Another possible negative consequence for individual dogs is not physical, but emotional. Anecdotally, some Massachusetts behaviorists have said they’re seeing more anxiety in transported dogs, but McCobb wonders whether the research will bear that out. “It could be just that there’s a bigger percentage of dogs being transported,” she said. “Our sense is that most people end up with healthy, happy pets and are very satisfied.”
As for the source communities, there’s a concern that rescue operations are just shipping problems elsewhere rather than solving them at home. The worry about such a Band-Aid approach, McCobb said, is that it’s “maybe not driving change as quickly as it would if these communities had to make tougher decisions.” Finally, and perhaps most disturbingly, “there is some intimation that people may be producing puppies for this market,” to profit from the high-demand for younger dogs. “Before, if you were looking for a pet, you were limited to your local shelter or the newspaper,” she said. “Now, people you think are rescues may actually be commercial dog breeders.”
Part of the reason for this is the wild west nature of the burgeoning movement, McCobb said. A lot of transports occur under the radar, with pets arriving on trucks operated by professional transport services hired by rescue operations or in vans run by good-hearted, loosely organized volunteer groups (or even in the cars of prospective owners, who decide to make the trek themselves). “The bulk of the animals are coming through informal channels,” McCobb said, “and there’s no way to track that.” One of the surprising preliminary findings of the first study she and Dowling-Guyer conducted is that not everyone transporting dogs to Massachusetts is doing “basic things you assume everyone would do”—sometimes not even vaccinating animals, which is a significant public-health concern.
McCobb hopes the research she and Dowling-Guyer are doing (with an assist from Adrian Dannis, V20, on the current study comparing characteristics of transported and local dogs and how they fare postadoption) may one day help increase consistency and safety in the industry, and perhaps even influence policy by identifying standards that will ensure success. “A few organizations have put out best practices for transport, but what do the numbers really show us?” McCobb said. “We’re trying to be systematic and study things more rigorously, answer questions people in shelters are telling us they want answers to.”
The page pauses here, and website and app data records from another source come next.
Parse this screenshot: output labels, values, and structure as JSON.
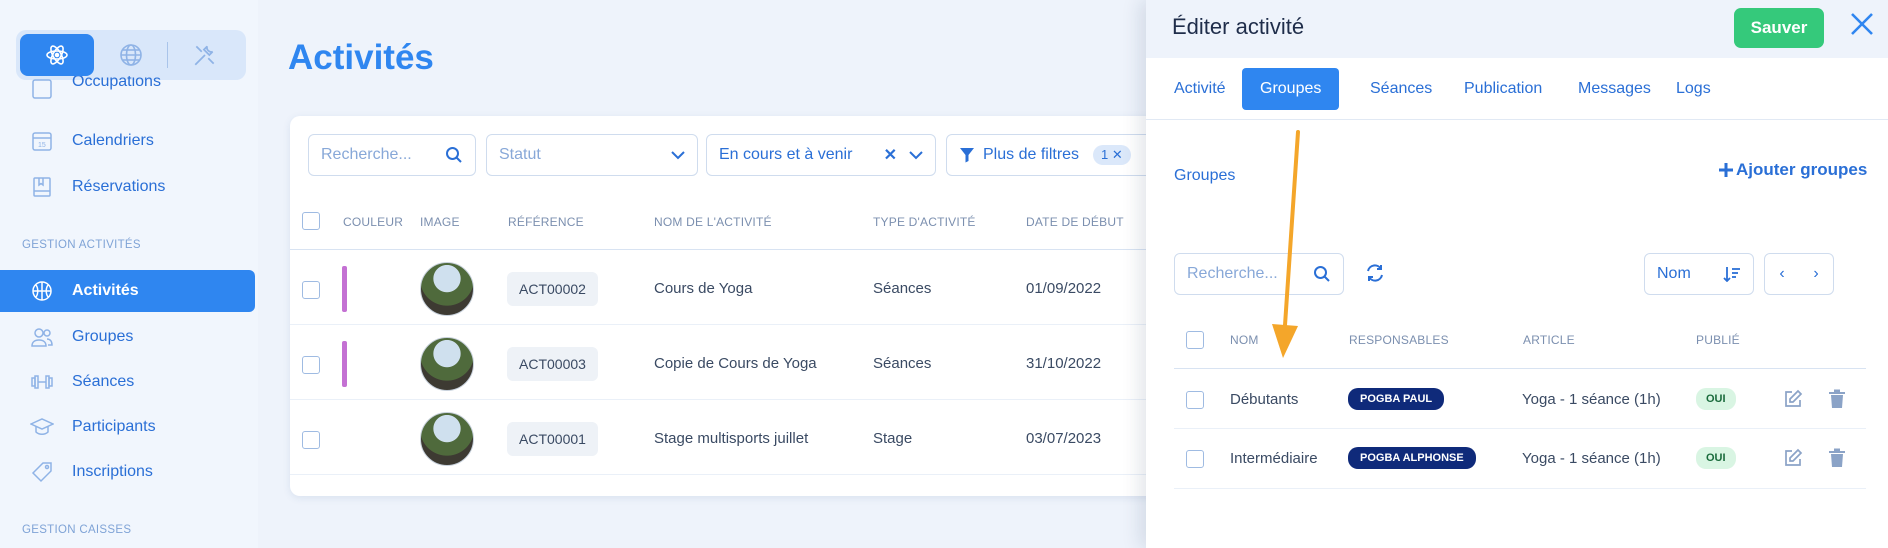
{
  "sidebar": {
    "modes": [
      {
        "icon": "atom-icon",
        "active": true
      },
      {
        "icon": "globe-icon",
        "active": false
      },
      {
        "icon": "tools-icon",
        "active": false
      }
    ],
    "items_top": [
      {
        "label": "Occupations",
        "icon": "occupations-icon"
      },
      {
        "label": "Calendriers",
        "icon": "calendar-icon"
      },
      {
        "label": "Réservations",
        "icon": "book-icon"
      }
    ],
    "section_activities": "GESTION ACTIVITÉS",
    "items_activities": [
      {
        "label": "Activités",
        "icon": "basketball-icon",
        "active": true
      },
      {
        "label": "Groupes",
        "icon": "users-icon"
      },
      {
        "label": "Séances",
        "icon": "dumbbell-icon"
      },
      {
        "label": "Participants",
        "icon": "graduation-cap-icon"
      },
      {
        "label": "Inscriptions",
        "icon": "tag-icon"
      }
    ],
    "section_cash": "GESTION CAISSES"
  },
  "main": {
    "title": "Activités",
    "filters": {
      "search_placeholder": "Recherche...",
      "status_placeholder": "Statut",
      "period_value": "En cours et à venir",
      "more_filters_label": "Plus de filtres",
      "more_filters_count": "1"
    },
    "table": {
      "headers": [
        "COULEUR",
        "IMAGE",
        "RÉFÉRENCE",
        "NOM DE L'ACTIVITÉ",
        "TYPE D'ACTIVITÉ",
        "DATE DE DÉBUT"
      ],
      "rows": [
        {
          "color": "#c471d3",
          "reference": "ACT00002",
          "name": "Cours de Yoga",
          "type": "Séances",
          "start_date": "01/09/2022"
        },
        {
          "color": "#c471d3",
          "reference": "ACT00003",
          "name": "Copie de Cours de Yoga",
          "type": "Séances",
          "start_date": "31/10/2022"
        },
        {
          "color": null,
          "reference": "ACT00001",
          "name": "Stage multisports juillet",
          "type": "Stage",
          "start_date": "03/07/2023"
        }
      ]
    }
  },
  "panel": {
    "title": "Éditer activité",
    "save_label": "Sauver",
    "tabs": [
      "Activité",
      "Groupes",
      "Séances",
      "Publication",
      "Messages",
      "Logs"
    ],
    "active_tab": "Groupes",
    "section_label": "Groupes",
    "add_groups_label": "Ajouter groupes",
    "search_placeholder": "Recherche...",
    "sort_value": "Nom",
    "table": {
      "headers": [
        "NOM",
        "RESPONSABLES",
        "ARTICLE",
        "PUBLIÉ"
      ],
      "rows": [
        {
          "name": "Débutants",
          "responsable": "POGBA PAUL",
          "article": "Yoga - 1 séance (1h)",
          "published": "OUI"
        },
        {
          "name": "Intermédiaire",
          "responsable": "POGBA ALPHONSE",
          "article": "Yoga - 1 séance (1h)",
          "published": "OUI"
        }
      ]
    }
  },
  "colors": {
    "accent": "#2f86f0",
    "save": "#35c97b",
    "badge": "#0f2a7a",
    "annotation_arrow": "#f4a62a"
  }
}
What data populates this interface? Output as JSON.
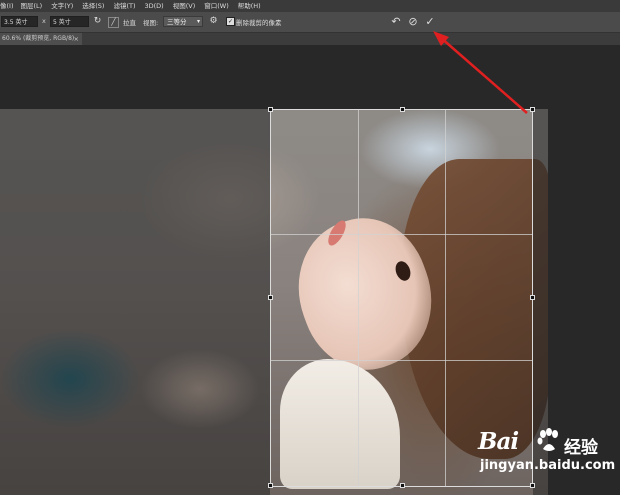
{
  "menu": [
    "像(I)",
    "图层(L)",
    "文字(Y)",
    "选择(S)",
    "滤镜(T)",
    "3D(D)",
    "视图(V)",
    "窗口(W)",
    "帮助(H)"
  ],
  "options": {
    "width_value": "3.5 英寸",
    "times": "x",
    "height_value": "5 英寸",
    "straighten_label": "拉直",
    "view_label": "视图:",
    "view_value": "三等分",
    "delete_cropped_label": "删除裁剪的像素",
    "delete_cropped_checked": true
  },
  "tab": {
    "label": "60.6% (裁剪预览, RGB/8)",
    "close": "×"
  },
  "watermark": {
    "brand": "Bai",
    "cn": "经验",
    "url": "jingyan.baidu.com"
  },
  "colors": {
    "arrow": "#e02020",
    "workspace": "#282828",
    "options_bar": "#4b4b4b"
  },
  "icons": {
    "rotate": "rotate-icon",
    "reset": "reset-icon",
    "cancel": "cancel-icon",
    "commit": "checkmark-icon",
    "straighten": "straighten-icon",
    "gear": "gear-icon"
  }
}
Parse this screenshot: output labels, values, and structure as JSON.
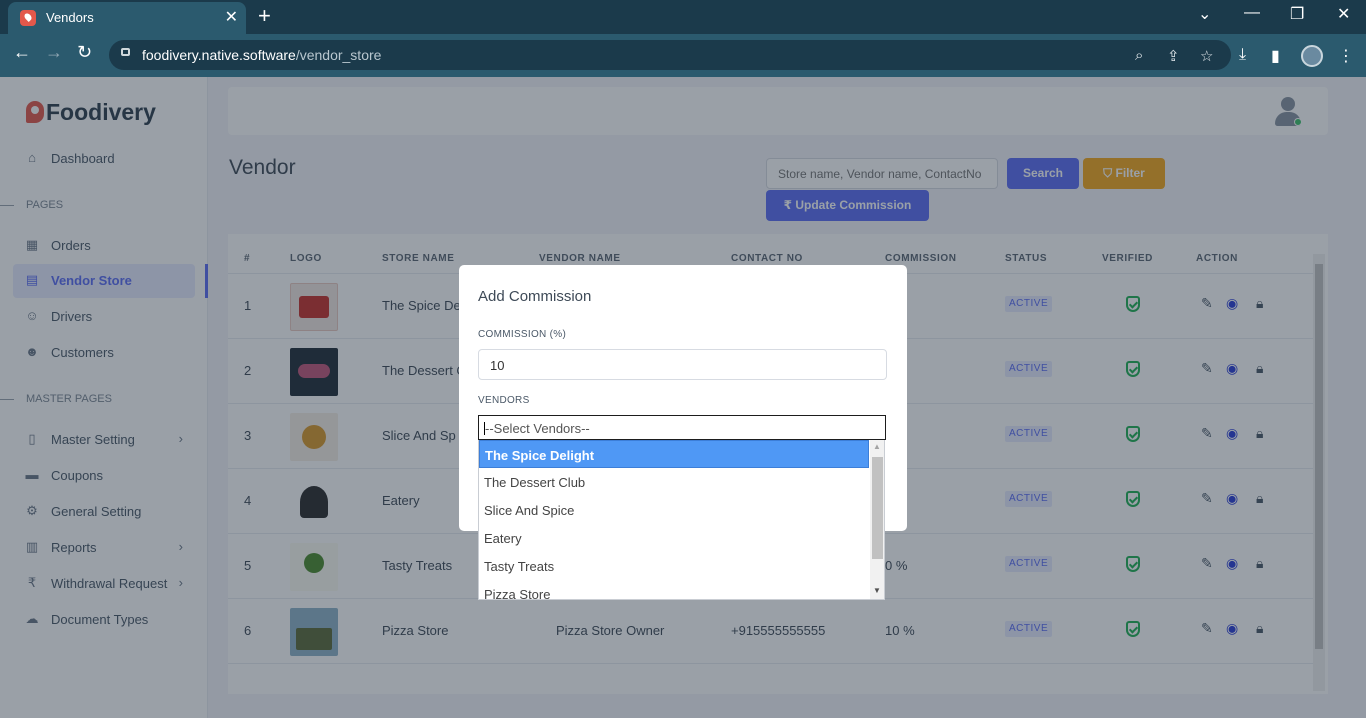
{
  "browser": {
    "tab_title": "Vendors",
    "url_host": "foodivery.native.software",
    "url_path": "/vendor_store"
  },
  "sidebar": {
    "brand": "Foodivery",
    "items": [
      {
        "label": "Dashboard",
        "icon": "home-icon"
      },
      {
        "label": "Orders",
        "icon": "grid-icon"
      },
      {
        "label": "Vendor Store",
        "icon": "store-icon"
      },
      {
        "label": "Drivers",
        "icon": "user-icon"
      },
      {
        "label": "Customers",
        "icon": "users-icon"
      },
      {
        "label": "Master Setting",
        "icon": "book-icon"
      },
      {
        "label": "Coupons",
        "icon": "ticket-icon"
      },
      {
        "label": "General Setting",
        "icon": "gear-icon"
      },
      {
        "label": "Reports",
        "icon": "report-icon"
      },
      {
        "label": "Withdrawal Request",
        "icon": "rupee-icon"
      },
      {
        "label": "Document Types",
        "icon": "cloud-icon"
      }
    ],
    "sections": [
      "PAGES",
      "MASTER PAGES"
    ]
  },
  "page": {
    "title": "Vendor",
    "search_placeholder": "Store name, Vendor name, ContactNo",
    "search_button": "Search",
    "filter_button": "Filter",
    "update_button": "Update Commission"
  },
  "table": {
    "headers": [
      "#",
      "LOGO",
      "STORE NAME",
      "VENDOR NAME",
      "CONTACT NO",
      "COMMISSION",
      "STATUS",
      "VERIFIED",
      "ACTION"
    ],
    "rows": [
      {
        "num": "1",
        "store": "The Spice De",
        "vendor": "",
        "contact": "",
        "commission": "",
        "status": "ACTIVE"
      },
      {
        "num": "2",
        "store": "The Dessert C",
        "vendor": "",
        "contact": "",
        "commission": "",
        "status": "ACTIVE"
      },
      {
        "num": "3",
        "store": "Slice And Sp",
        "vendor": "",
        "contact": "",
        "commission": "",
        "status": "ACTIVE"
      },
      {
        "num": "4",
        "store": "Eatery",
        "vendor": "",
        "contact": "",
        "commission": "",
        "status": "ACTIVE"
      },
      {
        "num": "5",
        "store": "Tasty Treats",
        "vendor": "",
        "contact": "",
        "commission": "0 %",
        "status": "ACTIVE"
      },
      {
        "num": "6",
        "store": "Pizza Store",
        "vendor": "Pizza Store Owner",
        "contact": "+915555555555",
        "commission": "10 %",
        "status": "ACTIVE"
      }
    ]
  },
  "modal": {
    "title": "Add Commission",
    "commission_label": "COMMISSION (%)",
    "commission_value": "10",
    "vendors_label": "VENDORS",
    "vendors_placeholder": "--Select Vendors--",
    "options": [
      "The Spice Delight",
      "The Dessert Club",
      "Slice And Spice",
      "Eatery",
      "Tasty Treats",
      "Pizza Store"
    ],
    "highlighted_option": "The Spice Delight"
  },
  "colors": {
    "primary": "#5b6cf5",
    "warning": "#f4a81d",
    "success": "#1fb155",
    "highlight": "#4f98f5"
  }
}
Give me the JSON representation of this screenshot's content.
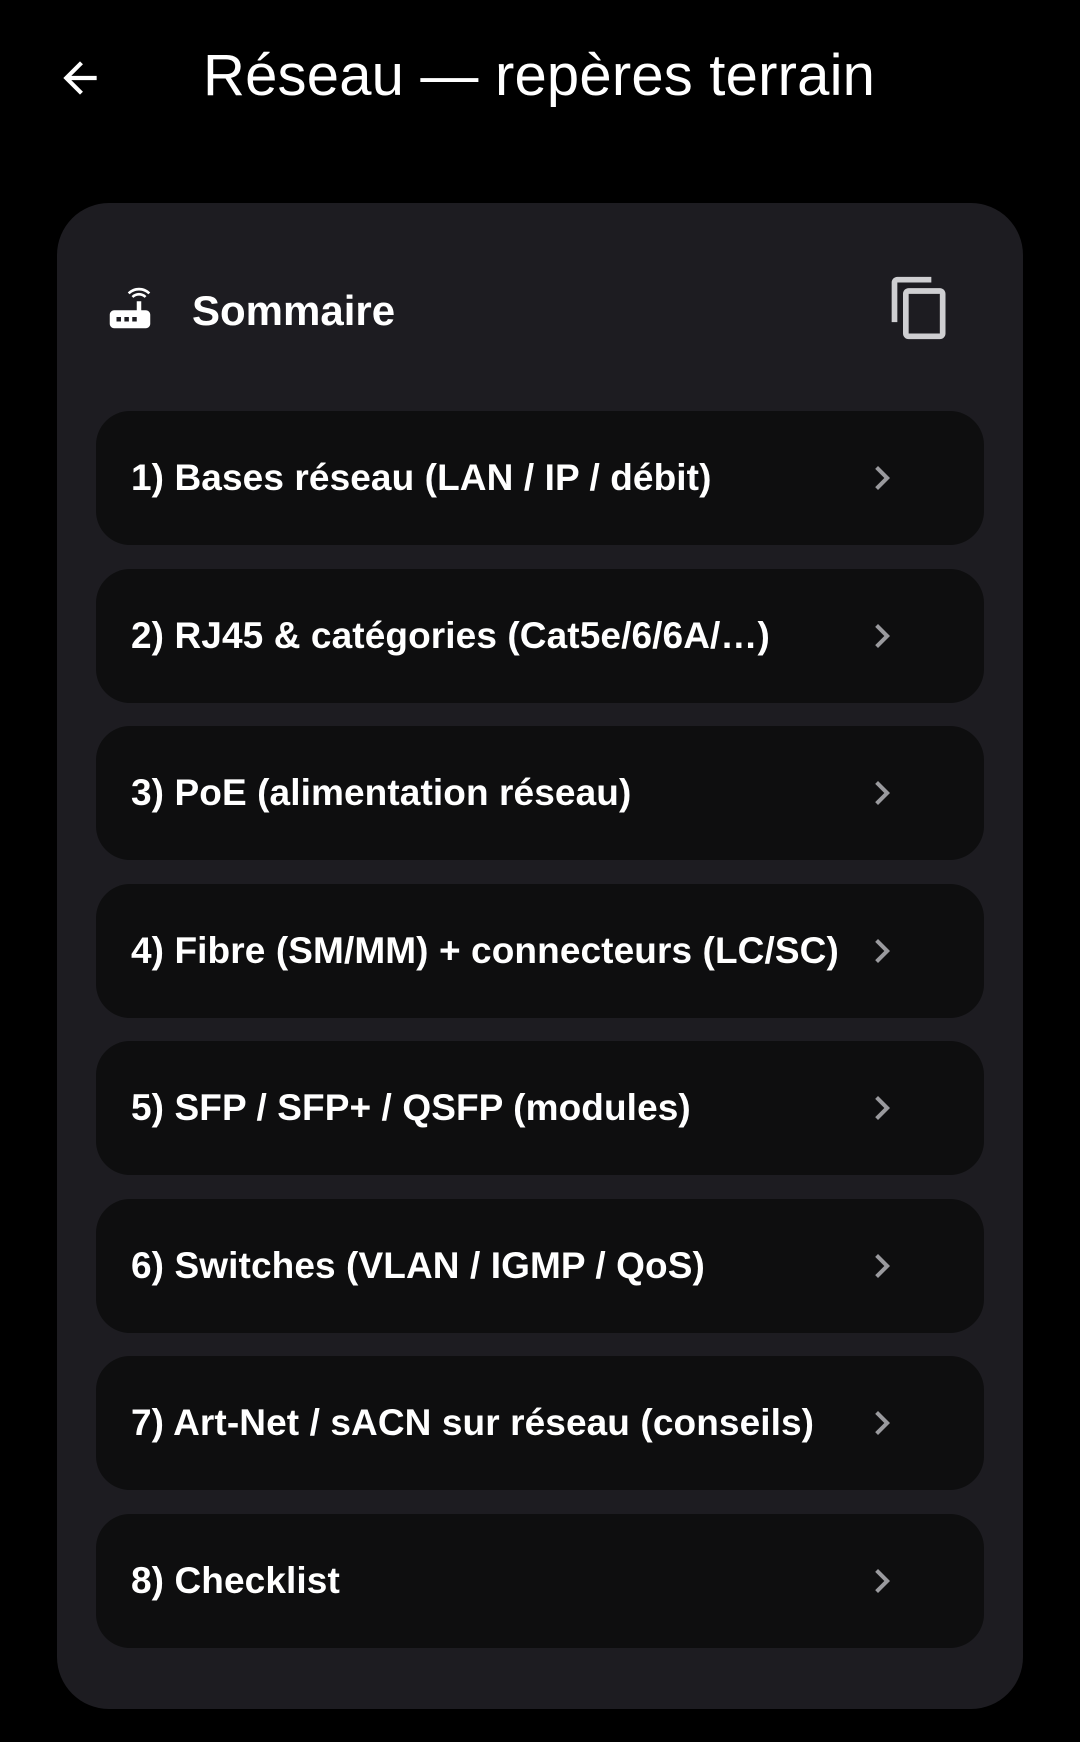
{
  "header": {
    "title": "Réseau — repères terrain",
    "back_icon": "arrow-left-icon"
  },
  "card": {
    "icon": "router-icon",
    "title": "Sommaire",
    "copy_icon": "copy-icon"
  },
  "toc": {
    "items": [
      {
        "label": "1) Bases réseau (LAN / IP / débit)"
      },
      {
        "label": "2) RJ45 & catégories (Cat5e/6/6A/…)"
      },
      {
        "label": "3) PoE (alimentation réseau)"
      },
      {
        "label": "4) Fibre (SM/MM) + connecteurs (LC/SC)"
      },
      {
        "label": "5) SFP / SFP+ / QSFP (modules)"
      },
      {
        "label": "6) Switches (VLAN / IGMP / QoS)"
      },
      {
        "label": "7) Art-Net / sACN sur réseau (conseils)"
      },
      {
        "label": "8) Checklist"
      }
    ],
    "chevron_icon": "chevron-right-icon"
  },
  "colors": {
    "background": "#000000",
    "card": "#1d1c21",
    "item": "#0e0e0f",
    "text": "#ffffff",
    "chevron": "#9a9a9e"
  }
}
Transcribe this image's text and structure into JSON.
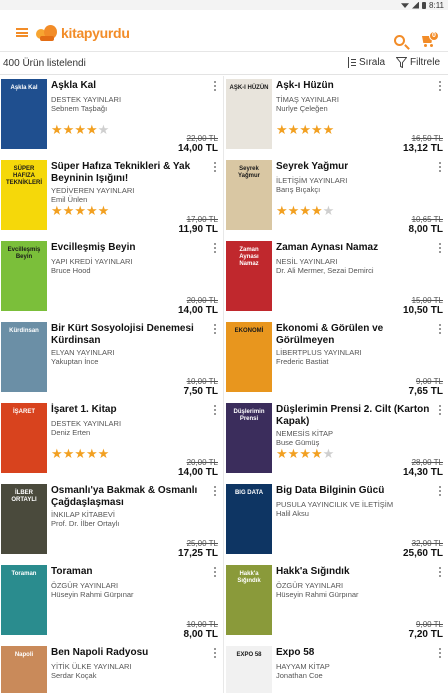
{
  "status_bar": {
    "time": "8:11"
  },
  "header": {
    "logo_text": "kitapyurdu",
    "cart_count": "0",
    "icons": {
      "menu": "hamburger-icon",
      "search": "search-icon",
      "cart": "cart-icon"
    },
    "brand_color": "#f28c28"
  },
  "toolbar": {
    "result_count": "400 Ürün listelendi",
    "sort_label": "Sırala",
    "filter_label": "Filtrele"
  },
  "products": [
    {
      "title": "Aşkla Kal",
      "publisher": "DESTEK YAYINLARI",
      "author": "Sebnem Taşbağı",
      "rating": 4,
      "old_price": "22,00 TL",
      "price": "14,00 TL",
      "cover_color": "#1f4f8f",
      "cover_text": "Aşkla Kal"
    },
    {
      "title": "Aşk-ı Hüzün",
      "publisher": "TİMAŞ YAYINLARI",
      "author": "Nurlye Çeleğen",
      "rating": 5,
      "old_price": "16,50 TL",
      "price": "13,12 TL",
      "cover_color": "#e8e4dc",
      "cover_text": "AŞK-I HÜZÜN"
    },
    {
      "title": "Süper Hafıza Teknikleri & Yak Beyninin Işığını!",
      "publisher": "YEDİVEREN YAYINLARI",
      "author": "Emil Ünlen",
      "rating": 5,
      "old_price": "17,00 TL",
      "price": "11,90 TL",
      "cover_color": "#f5d80a",
      "cover_text": "SÜPER HAFIZA TEKNİKLERİ"
    },
    {
      "title": "Seyrek Yağmur",
      "publisher": "İLETİŞİM YAYINLARI",
      "author": "Barış Bıçakçı",
      "rating": 4,
      "old_price": "10,65 TL",
      "price": "8,00 TL",
      "cover_color": "#d9c7a3",
      "cover_text": "Seyrek Yağmur"
    },
    {
      "title": "Evcilleşmiş Beyin",
      "publisher": "YAPI KREDİ YAYINLARI",
      "author": "Bruce Hood",
      "rating": 0,
      "old_price": "20,00 TL",
      "price": "14,00 TL",
      "cover_color": "#7bbf3a",
      "cover_text": "Evcilleşmiş Beyin"
    },
    {
      "title": "Zaman Aynası Namaz",
      "publisher": "NESİL YAYINLARI",
      "author": "Dr. Ali Mermer, Sezai Demirci",
      "rating": 0,
      "old_price": "15,00 TL",
      "price": "10,50 TL",
      "cover_color": "#c0282d",
      "cover_text": "Zaman Aynası Namaz"
    },
    {
      "title": "Bir Kürt Sosyolojisi Denemesi Kürdinsan",
      "publisher": "ELYAN YAYINLARI",
      "author": "Yakuptan İnce",
      "rating": 0,
      "old_price": "10,00 TL",
      "price": "7,50 TL",
      "cover_color": "#6b8fa6",
      "cover_text": "Kürdinsan"
    },
    {
      "title": "Ekonomi & Görülen ve Görülmeyen",
      "publisher": "LİBERTPLUS YAYINLARI",
      "author": "Frederic Bastiat",
      "rating": 0,
      "old_price": "9,00 TL",
      "price": "7,65 TL",
      "cover_color": "#e8961e",
      "cover_text": "EKONOMİ"
    },
    {
      "title": "İşaret 1. Kitap",
      "publisher": "DESTEK YAYINLARI",
      "author": "Deniz Erten",
      "rating": 5,
      "old_price": "20,00 TL",
      "price": "14,00 TL",
      "cover_color": "#d8431e",
      "cover_text": "İŞARET"
    },
    {
      "title": "Düşlerimin Prensi 2. Cilt (Karton Kapak)",
      "publisher": "NEMESİS KİTAP",
      "author": "Buse Gümüş",
      "rating": 4,
      "old_price": "28,00 TL",
      "price": "14,30 TL",
      "cover_color": "#3b2d5c",
      "cover_text": "Düşlerimin Prensi"
    },
    {
      "title": "Osmanlı'ya Bakmak & Osmanlı Çağdaşlaşması",
      "publisher": "İNKILAP KİTABEVİ",
      "author": "Prof. Dr. İlber Ortaylı",
      "rating": 0,
      "old_price": "25,00 TL",
      "price": "17,25 TL",
      "cover_color": "#4a4a3c",
      "cover_text": "İLBER ORTAYLI"
    },
    {
      "title": "Big Data Bilginin Gücü",
      "publisher": "PUSULA YAYINCILIK VE İLETİŞİM",
      "author": "Halil Aksu",
      "rating": 0,
      "old_price": "32,00 TL",
      "price": "25,60 TL",
      "cover_color": "#0e3563",
      "cover_text": "BIG DATA"
    },
    {
      "title": "Toraman",
      "publisher": "ÖZGÜR YAYINLARI",
      "author": "Hüseyin Rahmi Gürpınar",
      "rating": 0,
      "old_price": "10,00 TL",
      "price": "8,00 TL",
      "cover_color": "#2a8c8e",
      "cover_text": "Toraman"
    },
    {
      "title": "Hakk'a Sığındık",
      "publisher": "ÖZGÜR YAYINLARI",
      "author": "Hüseyin Rahmi Gürpınar",
      "rating": 0,
      "old_price": "9,00 TL",
      "price": "7,20 TL",
      "cover_color": "#8a9a3a",
      "cover_text": "Hakk'a Sığındık"
    },
    {
      "title": "Ben Napoli Radyosu",
      "publisher": "YİTİK ÜLKE YAYINLARI",
      "author": "Serdar Koçak",
      "rating": 0,
      "old_price": "",
      "price": "",
      "cover_color": "#c98a5a",
      "cover_text": "Napoli"
    },
    {
      "title": "Expo 58",
      "publisher": "HAYYAM KİTAP",
      "author": "Jonathan Coe",
      "rating": 0,
      "old_price": "",
      "price": "",
      "cover_color": "#f1f1f1",
      "cover_text": "EXPO 58"
    }
  ]
}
Karina King, director of operations for the Dakin Humane Society in Springfield, Massachusetts, is one of those who are very interested in the answers. Last year Dakin took in a total of 1,495 dogs and puppies, 386 of which were out-of-state imports, mostly from Texas. “Animal welfare is short on data and research and long on assumptions,” she said. King is not immune to making assumptions herself, she added, describing how she sometimes feels sure that cats are taking longer to adopt than dogs. In fact, it turns out she had been focusing on just certain longer-term cats, and not paying as much attention to all the ones moving out of the shelter quickly. “That’s how the human brain works,” Dakin said, “and why we need data—so we can look at what is actually happening, not what we think is happening.”
Elizabeth Gehrman, a frequent contributor to Tufts magazines, is a freelance writer based in Buffalo, New York